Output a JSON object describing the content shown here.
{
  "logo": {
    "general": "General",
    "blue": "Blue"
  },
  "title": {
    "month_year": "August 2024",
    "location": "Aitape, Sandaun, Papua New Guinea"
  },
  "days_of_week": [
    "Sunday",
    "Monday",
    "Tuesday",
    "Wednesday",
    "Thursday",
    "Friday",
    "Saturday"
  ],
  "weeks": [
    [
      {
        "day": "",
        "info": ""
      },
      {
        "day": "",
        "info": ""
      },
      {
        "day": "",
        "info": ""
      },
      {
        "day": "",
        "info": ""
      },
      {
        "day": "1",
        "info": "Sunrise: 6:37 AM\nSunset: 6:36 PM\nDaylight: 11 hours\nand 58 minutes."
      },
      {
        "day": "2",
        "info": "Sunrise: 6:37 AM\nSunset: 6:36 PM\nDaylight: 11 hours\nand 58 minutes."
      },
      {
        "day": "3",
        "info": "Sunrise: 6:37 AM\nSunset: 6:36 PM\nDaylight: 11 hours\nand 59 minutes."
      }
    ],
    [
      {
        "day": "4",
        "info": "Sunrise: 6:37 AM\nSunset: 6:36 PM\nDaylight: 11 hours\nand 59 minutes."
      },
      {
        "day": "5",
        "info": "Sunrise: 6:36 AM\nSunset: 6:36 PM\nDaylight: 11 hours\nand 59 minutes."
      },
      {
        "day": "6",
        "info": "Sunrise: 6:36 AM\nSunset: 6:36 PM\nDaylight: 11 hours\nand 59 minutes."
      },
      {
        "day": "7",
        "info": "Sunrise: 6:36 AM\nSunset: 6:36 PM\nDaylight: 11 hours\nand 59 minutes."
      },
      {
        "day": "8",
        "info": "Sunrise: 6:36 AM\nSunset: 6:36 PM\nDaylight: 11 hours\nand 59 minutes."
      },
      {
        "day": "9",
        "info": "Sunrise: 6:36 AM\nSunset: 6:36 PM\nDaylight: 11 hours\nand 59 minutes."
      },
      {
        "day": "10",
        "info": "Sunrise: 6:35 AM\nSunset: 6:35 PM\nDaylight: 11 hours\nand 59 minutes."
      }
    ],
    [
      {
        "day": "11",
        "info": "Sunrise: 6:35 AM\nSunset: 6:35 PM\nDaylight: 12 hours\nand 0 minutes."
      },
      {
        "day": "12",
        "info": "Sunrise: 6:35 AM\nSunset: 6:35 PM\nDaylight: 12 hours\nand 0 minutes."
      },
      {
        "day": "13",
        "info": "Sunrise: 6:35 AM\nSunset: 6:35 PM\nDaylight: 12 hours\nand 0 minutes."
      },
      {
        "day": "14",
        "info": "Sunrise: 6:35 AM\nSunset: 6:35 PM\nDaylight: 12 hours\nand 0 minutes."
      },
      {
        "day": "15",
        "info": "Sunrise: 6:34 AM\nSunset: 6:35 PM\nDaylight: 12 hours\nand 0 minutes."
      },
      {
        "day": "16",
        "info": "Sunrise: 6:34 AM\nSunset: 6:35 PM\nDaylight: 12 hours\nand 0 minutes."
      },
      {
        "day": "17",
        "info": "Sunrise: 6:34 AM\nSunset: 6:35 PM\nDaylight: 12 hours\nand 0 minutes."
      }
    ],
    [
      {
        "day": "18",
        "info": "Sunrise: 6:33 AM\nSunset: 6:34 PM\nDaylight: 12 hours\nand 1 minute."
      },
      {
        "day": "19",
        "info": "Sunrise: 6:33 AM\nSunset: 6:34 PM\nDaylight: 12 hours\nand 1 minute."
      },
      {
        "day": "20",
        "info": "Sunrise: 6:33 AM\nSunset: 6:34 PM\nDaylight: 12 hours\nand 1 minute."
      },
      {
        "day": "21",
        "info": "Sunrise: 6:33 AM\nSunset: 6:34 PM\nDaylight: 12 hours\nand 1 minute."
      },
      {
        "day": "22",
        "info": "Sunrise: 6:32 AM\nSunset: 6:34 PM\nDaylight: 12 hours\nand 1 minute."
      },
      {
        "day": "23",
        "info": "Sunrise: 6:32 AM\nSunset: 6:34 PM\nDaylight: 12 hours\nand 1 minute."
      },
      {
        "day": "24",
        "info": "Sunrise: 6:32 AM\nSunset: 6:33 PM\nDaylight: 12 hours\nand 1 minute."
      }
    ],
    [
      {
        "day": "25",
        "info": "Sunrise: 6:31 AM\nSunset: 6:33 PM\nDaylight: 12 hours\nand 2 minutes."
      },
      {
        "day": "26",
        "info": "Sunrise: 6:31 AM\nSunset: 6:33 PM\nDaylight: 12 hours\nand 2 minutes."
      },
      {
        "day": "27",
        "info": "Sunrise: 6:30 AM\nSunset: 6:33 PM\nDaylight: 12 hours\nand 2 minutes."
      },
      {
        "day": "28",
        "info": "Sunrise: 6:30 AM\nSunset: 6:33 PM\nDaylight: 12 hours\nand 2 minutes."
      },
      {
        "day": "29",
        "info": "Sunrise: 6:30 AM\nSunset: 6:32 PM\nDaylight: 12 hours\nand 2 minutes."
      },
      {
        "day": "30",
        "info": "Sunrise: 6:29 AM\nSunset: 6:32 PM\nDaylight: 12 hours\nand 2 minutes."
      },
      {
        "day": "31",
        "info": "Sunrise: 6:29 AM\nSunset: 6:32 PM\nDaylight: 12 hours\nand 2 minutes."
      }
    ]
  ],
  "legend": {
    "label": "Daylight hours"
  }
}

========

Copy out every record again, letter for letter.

Output a JSON object describing the content shown here.
{
  "logo": {
    "general": "General",
    "blue": "Blue"
  },
  "title": {
    "month_year": "August 2024",
    "location": "Aitape, Sandaun, Papua New Guinea"
  },
  "days_of_week": [
    "Sunday",
    "Monday",
    "Tuesday",
    "Wednesday",
    "Thursday",
    "Friday",
    "Saturday"
  ],
  "weeks": [
    [
      {
        "day": "",
        "info": ""
      },
      {
        "day": "",
        "info": ""
      },
      {
        "day": "",
        "info": ""
      },
      {
        "day": "",
        "info": ""
      },
      {
        "day": "1",
        "info": "Sunrise: 6:37 AM\nSunset: 6:36 PM\nDaylight: 11 hours\nand 58 minutes."
      },
      {
        "day": "2",
        "info": "Sunrise: 6:37 AM\nSunset: 6:36 PM\nDaylight: 11 hours\nand 58 minutes."
      },
      {
        "day": "3",
        "info": "Sunrise: 6:37 AM\nSunset: 6:36 PM\nDaylight: 11 hours\nand 59 minutes."
      }
    ],
    [
      {
        "day": "4",
        "info": "Sunrise: 6:37 AM\nSunset: 6:36 PM\nDaylight: 11 hours\nand 59 minutes."
      },
      {
        "day": "5",
        "info": "Sunrise: 6:36 AM\nSunset: 6:36 PM\nDaylight: 11 hours\nand 59 minutes."
      },
      {
        "day": "6",
        "info": "Sunrise: 6:36 AM\nSunset: 6:36 PM\nDaylight: 11 hours\nand 59 minutes."
      },
      {
        "day": "7",
        "info": "Sunrise: 6:36 AM\nSunset: 6:36 PM\nDaylight: 11 hours\nand 59 minutes."
      },
      {
        "day": "8",
        "info": "Sunrise: 6:36 AM\nSunset: 6:36 PM\nDaylight: 11 hours\nand 59 minutes."
      },
      {
        "day": "9",
        "info": "Sunrise: 6:36 AM\nSunset: 6:36 PM\nDaylight: 11 hours\nand 59 minutes."
      },
      {
        "day": "10",
        "info": "Sunrise: 6:35 AM\nSunset: 6:35 PM\nDaylight: 11 hours\nand 59 minutes."
      }
    ],
    [
      {
        "day": "11",
        "info": "Sunrise: 6:35 AM\nSunset: 6:35 PM\nDaylight: 12 hours\nand 0 minutes."
      },
      {
        "day": "12",
        "info": "Sunrise: 6:35 AM\nSunset: 6:35 PM\nDaylight: 12 hours\nand 0 minutes."
      },
      {
        "day": "13",
        "info": "Sunrise: 6:35 AM\nSunset: 6:35 PM\nDaylight: 12 hours\nand 0 minutes."
      },
      {
        "day": "14",
        "info": "Sunrise: 6:35 AM\nSunset: 6:35 PM\nDaylight: 12 hours\nand 0 minutes."
      },
      {
        "day": "15",
        "info": "Sunrise: 6:34 AM\nSunset: 6:35 PM\nDaylight: 12 hours\nand 0 minutes."
      },
      {
        "day": "16",
        "info": "Sunrise: 6:34 AM\nSunset: 6:35 PM\nDaylight: 12 hours\nand 0 minutes."
      },
      {
        "day": "17",
        "info": "Sunrise: 6:34 AM\nSunset: 6:35 PM\nDaylight: 12 hours\nand 0 minutes."
      }
    ],
    [
      {
        "day": "18",
        "info": "Sunrise: 6:33 AM\nSunset: 6:34 PM\nDaylight: 12 hours\nand 1 minute."
      },
      {
        "day": "19",
        "info": "Sunrise: 6:33 AM\nSunset: 6:34 PM\nDaylight: 12 hours\nand 1 minute."
      },
      {
        "day": "20",
        "info": "Sunrise: 6:33 AM\nSunset: 6:34 PM\nDaylight: 12 hours\nand 1 minute."
      },
      {
        "day": "21",
        "info": "Sunrise: 6:33 AM\nSunset: 6:34 PM\nDaylight: 12 hours\nand 1 minute."
      },
      {
        "day": "22",
        "info": "Sunrise: 6:32 AM\nSunset: 6:34 PM\nDaylight: 12 hours\nand 1 minute."
      },
      {
        "day": "23",
        "info": "Sunrise: 6:32 AM\nSunset: 6:34 PM\nDaylight: 12 hours\nand 1 minute."
      },
      {
        "day": "24",
        "info": "Sunrise: 6:32 AM\nSunset: 6:33 PM\nDaylight: 12 hours\nand 1 minute."
      }
    ],
    [
      {
        "day": "25",
        "info": "Sunrise: 6:31 AM\nSunset: 6:33 PM\nDaylight: 12 hours\nand 2 minutes."
      },
      {
        "day": "26",
        "info": "Sunrise: 6:31 AM\nSunset: 6:33 PM\nDaylight: 12 hours\nand 2 minutes."
      },
      {
        "day": "27",
        "info": "Sunrise: 6:30 AM\nSunset: 6:33 PM\nDaylight: 12 hours\nand 2 minutes."
      },
      {
        "day": "28",
        "info": "Sunrise: 6:30 AM\nSunset: 6:33 PM\nDaylight: 12 hours\nand 2 minutes."
      },
      {
        "day": "29",
        "info": "Sunrise: 6:30 AM\nSunset: 6:32 PM\nDaylight: 12 hours\nand 2 minutes."
      },
      {
        "day": "30",
        "info": "Sunrise: 6:29 AM\nSunset: 6:32 PM\nDaylight: 12 hours\nand 2 minutes."
      },
      {
        "day": "31",
        "info": "Sunrise: 6:29 AM\nSunset: 6:32 PM\nDaylight: 12 hours\nand 2 minutes."
      }
    ]
  ],
  "legend": {
    "label": "Daylight hours"
  }
}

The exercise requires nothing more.